§ What to produce
What you return must match the records below character for character, except that no picture appears.

Data records:

Content starts

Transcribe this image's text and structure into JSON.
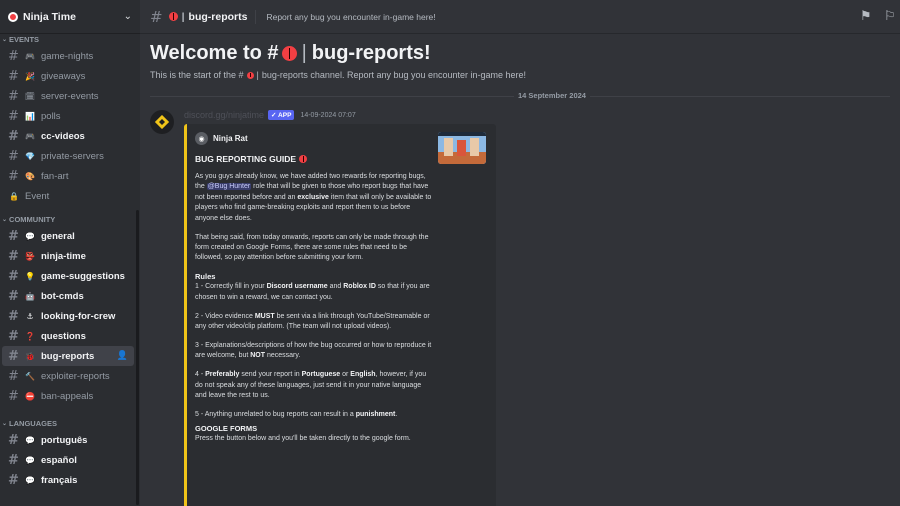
{
  "server": {
    "name": "Ninja Time"
  },
  "sidebar": {
    "categories": [
      {
        "name": "EVENTS",
        "channels": [
          {
            "name": "game-nights",
            "icon": "gamepad-icon",
            "glyph": "🎮",
            "bold": false
          },
          {
            "name": "giveaways",
            "icon": "party-icon",
            "glyph": "🎉",
            "bold": false
          },
          {
            "name": "server-events",
            "icon": "calendar-icon",
            "glyph": "🗓",
            "bold": false
          },
          {
            "name": "polls",
            "icon": "chart-icon",
            "glyph": "📊",
            "bold": false
          },
          {
            "name": "cc-videos",
            "icon": "controller-icon",
            "glyph": "🎮",
            "bold": true
          },
          {
            "name": "private-servers",
            "icon": "gem-icon",
            "glyph": "💎",
            "bold": false
          },
          {
            "name": "fan-art",
            "icon": "palette-icon",
            "glyph": "🎨",
            "bold": false
          },
          {
            "name": "Event",
            "icon": "lock-icon",
            "glyph": "🔒",
            "bold": false,
            "voice": true
          }
        ]
      },
      {
        "name": "COMMUNITY",
        "channels": [
          {
            "name": "general",
            "icon": "speech-icon",
            "glyph": "💬",
            "bold": true
          },
          {
            "name": "ninja-time",
            "icon": "ninja-icon",
            "glyph": "👺",
            "bold": true
          },
          {
            "name": "game-suggestions",
            "icon": "bulb-icon",
            "glyph": "💡",
            "bold": true
          },
          {
            "name": "bot-cmds",
            "icon": "robot-icon",
            "glyph": "🤖",
            "bold": true
          },
          {
            "name": "looking-for-crew",
            "icon": "anchor-icon",
            "glyph": "⚓",
            "bold": true
          },
          {
            "name": "questions",
            "icon": "question-icon",
            "glyph": "❓",
            "bold": true
          },
          {
            "name": "bug-reports",
            "icon": "ladybug-icon",
            "glyph": "🐞",
            "bold": true,
            "active": true
          },
          {
            "name": "exploiter-reports",
            "icon": "hammer-icon",
            "glyph": "🔨",
            "bold": false
          },
          {
            "name": "ban-appeals",
            "icon": "cone-icon",
            "glyph": "⛔",
            "bold": false
          }
        ]
      },
      {
        "name": "LANGUAGES",
        "channels": [
          {
            "name": "português",
            "icon": "speech-icon",
            "glyph": "💬",
            "bold": true
          },
          {
            "name": "español",
            "icon": "speech-icon",
            "glyph": "💬",
            "bold": true
          },
          {
            "name": "français",
            "icon": "speech-icon",
            "glyph": "💬",
            "bold": true
          }
        ]
      }
    ]
  },
  "topbar": {
    "channel_name": "bug-reports",
    "topic": "Report any bug you encounter in-game here!"
  },
  "main": {
    "welcome_prefix": "Welcome to #",
    "welcome_suffix": "bug-reports!",
    "sub_prefix": "This is the start of the #",
    "sub_suffix": "bug-reports channel. Report any bug you encounter in-game here!",
    "date_divider": "14 September 2024",
    "message": {
      "author": "discord.gg/ninjatime",
      "badge": "✓ APP",
      "timestamp": "14-09-2024 07:07",
      "embed": {
        "author_name": "Ninja Rat",
        "title": "BUG REPORTING GUIDE",
        "p1_a": "As you guys already know, we have added two rewards for reporting bugs, the ",
        "p1_mention": "@Bug Hunter",
        "p1_b": " role that will be given to those who report bugs that have not been reported before and an ",
        "p1_bold": "exclusive",
        "p1_c": " item that will only be available to players who find game-breaking exploits and report them to us before anyone else does.",
        "p2": "That being said, from today onwards, reports can only be made through the form created on Google Forms, there are some rules that need to be followed, so pay attention before submitting your form.",
        "rules_heading": "Rules",
        "r1_a": "1 - Correctly fill in your ",
        "r1_b1": "Discord username",
        "r1_and": " and ",
        "r1_b2": "Roblox ID",
        "r1_c": " so that if you are chosen to win a reward, we can contact you.",
        "r2_a": "2 - Video evidence ",
        "r2_b": "MUST",
        "r2_c": " be sent via a link through YouTube/Streamable or any other video/clip platform. (The team will not upload videos).",
        "r3_a": "3 - Explanations/descriptions of how the bug occurred or how to reproduce it are welcome, but ",
        "r3_b": "NOT",
        "r3_c": " necessary.",
        "r4_a": "4 - ",
        "r4_b": "Preferably",
        "r4_c": " send your report in ",
        "r4_d": "Portuguese",
        "r4_or": " or ",
        "r4_e": "English",
        "r4_f": ", however, if you do not speak any of these languages, just send it in your native language and leave the rest to us.",
        "r5_a": "5 - Anything unrelated to bug reports can result in a ",
        "r5_b": "punishment",
        "r5_c": ".",
        "forms_heading": "GOOGLE FORMS",
        "forms_text": "Press the button below and you'll be taken directly to the google form."
      }
    }
  },
  "colors": {
    "accent": "#5865f2",
    "embed_bar": "#f0c419",
    "bug_red": "#f23f43"
  }
}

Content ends

§ Expected output
Transcribe this image's text and structure into JSON.
{
  "server": {
    "name": "Ninja Time"
  },
  "sidebar": {
    "categories": [
      {
        "name": "EVENTS",
        "channels": [
          {
            "name": "game-nights",
            "icon": "gamepad-icon",
            "glyph": "🎮",
            "bold": false
          },
          {
            "name": "giveaways",
            "icon": "party-icon",
            "glyph": "🎉",
            "bold": false
          },
          {
            "name": "server-events",
            "icon": "calendar-icon",
            "glyph": "🗓",
            "bold": false
          },
          {
            "name": "polls",
            "icon": "chart-icon",
            "glyph": "📊",
            "bold": false
          },
          {
            "name": "cc-videos",
            "icon": "controller-icon",
            "glyph": "🎮",
            "bold": true
          },
          {
            "name": "private-servers",
            "icon": "gem-icon",
            "glyph": "💎",
            "bold": false
          },
          {
            "name": "fan-art",
            "icon": "palette-icon",
            "glyph": "🎨",
            "bold": false
          },
          {
            "name": "Event",
            "icon": "lock-icon",
            "glyph": "🔒",
            "bold": false,
            "voice": true
          }
        ]
      },
      {
        "name": "COMMUNITY",
        "channels": [
          {
            "name": "general",
            "icon": "speech-icon",
            "glyph": "💬",
            "bold": true
          },
          {
            "name": "ninja-time",
            "icon": "ninja-icon",
            "glyph": "👺",
            "bold": true
          },
          {
            "name": "game-suggestions",
            "icon": "bulb-icon",
            "glyph": "💡",
            "bold": true
          },
          {
            "name": "bot-cmds",
            "icon": "robot-icon",
            "glyph": "🤖",
            "bold": true
          },
          {
            "name": "looking-for-crew",
            "icon": "anchor-icon",
            "glyph": "⚓",
            "bold": true
          },
          {
            "name": "questions",
            "icon": "question-icon",
            "glyph": "❓",
            "bold": true
          },
          {
            "name": "bug-reports",
            "icon": "ladybug-icon",
            "glyph": "🐞",
            "bold": true,
            "active": true
          },
          {
            "name": "exploiter-reports",
            "icon": "hammer-icon",
            "glyph": "🔨",
            "bold": false
          },
          {
            "name": "ban-appeals",
            "icon": "cone-icon",
            "glyph": "⛔",
            "bold": false
          }
        ]
      },
      {
        "name": "LANGUAGES",
        "channels": [
          {
            "name": "português",
            "icon": "speech-icon",
            "glyph": "💬",
            "bold": true
          },
          {
            "name": "español",
            "icon": "speech-icon",
            "glyph": "💬",
            "bold": true
          },
          {
            "name": "français",
            "icon": "speech-icon",
            "glyph": "💬",
            "bold": true
          }
        ]
      }
    ]
  },
  "topbar": {
    "channel_name": "bug-reports",
    "topic": "Report any bug you encounter in-game here!"
  },
  "main": {
    "welcome_prefix": "Welcome to #",
    "welcome_suffix": "bug-reports!",
    "sub_prefix": "This is the start of the #",
    "sub_suffix": "bug-reports channel. Report any bug you encounter in-game here!",
    "date_divider": "14 September 2024",
    "message": {
      "author": "discord.gg/ninjatime",
      "badge": "✓ APP",
      "timestamp": "14-09-2024 07:07",
      "embed": {
        "author_name": "Ninja Rat",
        "title": "BUG REPORTING GUIDE",
        "p1_a": "As you guys already know, we have added two rewards for reporting bugs, the ",
        "p1_mention": "@Bug Hunter",
        "p1_b": " role that will be given to those who report bugs that have not been reported before and an ",
        "p1_bold": "exclusive",
        "p1_c": " item that will only be available to players who find game-breaking exploits and report them to us before anyone else does.",
        "p2": "That being said, from today onwards, reports can only be made through the form created on Google Forms, there are some rules that need to be followed, so pay attention before submitting your form.",
        "rules_heading": "Rules",
        "r1_a": "1 - Correctly fill in your ",
        "r1_b1": "Discord username",
        "r1_and": " and ",
        "r1_b2": "Roblox ID",
        "r1_c": " so that if you are chosen to win a reward, we can contact you.",
        "r2_a": "2 - Video evidence ",
        "r2_b": "MUST",
        "r2_c": " be sent via a link through YouTube/Streamable or any other video/clip platform. (The team will not upload videos).",
        "r3_a": "3 - Explanations/descriptions of how the bug occurred or how to reproduce it are welcome, but ",
        "r3_b": "NOT",
        "r3_c": " necessary.",
        "r4_a": "4 - ",
        "r4_b": "Preferably",
        "r4_c": " send your report in ",
        "r4_d": "Portuguese",
        "r4_or": " or ",
        "r4_e": "English",
        "r4_f": ", however, if you do not speak any of these languages, just send it in your native language and leave the rest to us.",
        "r5_a": "5 - Anything unrelated to bug reports can result in a ",
        "r5_b": "punishment",
        "r5_c": ".",
        "forms_heading": "GOOGLE FORMS",
        "forms_text": "Press the button below and you'll be taken directly to the google form."
      }
    }
  },
  "colors": {
    "accent": "#5865f2",
    "embed_bar": "#f0c419",
    "bug_red": "#f23f43"
  }
}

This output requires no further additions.